Also called pollen-food allergy syndrome, oral allergy syndrome is an allergic response to cross-reacting allergens found in both pollen and certain vegetables and fruits in raw form, as well in some tree nuts.
In response to the pollen and similar proteins in food, your immune system directs an allergic reaction in your mouth and throat. Usually, those with oral allergy syndrome can eat the same foods in cooked form without an allergic response, as the proteins become altered in the cooking process.
Who Can Be Affected by Oral Allergy Syndrome?
It’s uncommon for oral allergy syndrome to occur in young children, but older children, teens, and young adults are more commonly affected by it. Many people with this condition have been eating the same foods for years without issue and often have an allergy to ragweed, grass pollen, or birch. Foods that may trigger similar reactions as these allergens include almonds, celery, kiwi, pears, melons, tomatoes, peaches, and bananas.
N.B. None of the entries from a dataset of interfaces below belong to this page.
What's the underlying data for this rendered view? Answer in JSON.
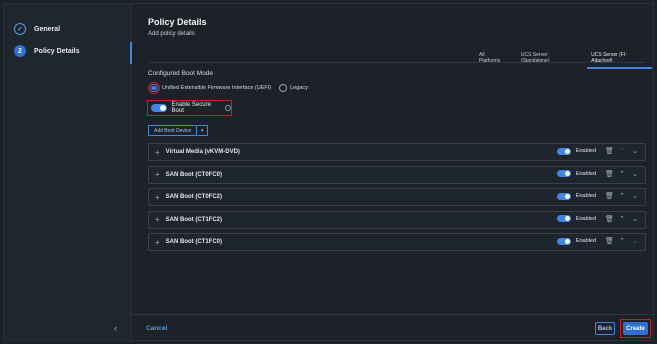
{
  "sidebar": {
    "steps": [
      {
        "number": "",
        "label": "General",
        "state": "done"
      },
      {
        "number": "2",
        "label": "Policy Details",
        "state": "active"
      }
    ],
    "collapse_icon": "chevron-left-icon"
  },
  "header": {
    "title": "Policy Details",
    "subtitle": "Add policy details"
  },
  "tabs": [
    {
      "label": "All Platforms",
      "active": false
    },
    {
      "label": "UCS Server (Standalone)",
      "active": false
    },
    {
      "label": "UCS Server (FI-Attached)",
      "active": true
    }
  ],
  "boot_mode": {
    "label": "Configured Boot Mode",
    "options": [
      {
        "label": "Unified Extensible Firmware Interface (UEFI)",
        "selected": true
      },
      {
        "label": "Legacy",
        "selected": false
      }
    ]
  },
  "secure_boot": {
    "label": "Enable Secure Boot",
    "enabled": true
  },
  "add_boot_device": {
    "label": "Add Boot Device",
    "caret_icon": "chevron-down-icon"
  },
  "devices": [
    {
      "name": "Virtual Media (vKVM-DVD)",
      "status": "Enabled"
    },
    {
      "name": "SAN Boot (CT0FC0)",
      "status": "Enabled"
    },
    {
      "name": "SAN Boot (CT0FC2)",
      "status": "Enabled"
    },
    {
      "name": "SAN Boot (CT1FC2)",
      "status": "Enabled"
    },
    {
      "name": "SAN Boot (CT1FC0)",
      "status": "Enabled"
    }
  ],
  "footer": {
    "cancel_label": "Cancel",
    "back_label": "Back",
    "create_label": "Create"
  },
  "colors": {
    "accent": "#3f86e6",
    "highlight": "#c41f2b",
    "background": "#1d2229"
  }
}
Symptoms and Management
Oral allergy syndrome is characterized by an itchy mouth, scratchy throat, and/or swollen lips, tongue, and throat. Less common symptoms include hives around the mouth area and itchy ears. Symptoms generally subside quickly, once the food is removed from the mouth or swallowed, and treatment is rarely necessary.
For foods that cause an allergic reaction when raw, but can’t be cooked, such as melons, you might consider eliminating them from your diet. Your allergist can prescribe an epinephrine injector, or ‘pen’, however, for symptoms from high-risk foods, such as tree nuts or peanuts.
Oral allergy syndrome is a condition causing undesirable symptoms that can make eating less enjoyable. On the bright side, you can still enjoy the flavor of many of these foods in cooked form – and, if you love melon and a little itchiness from eating it doesn’t bother you, it’s fine to eat that, too. For any questions or concerns about allergic oral reactions, please contact our office.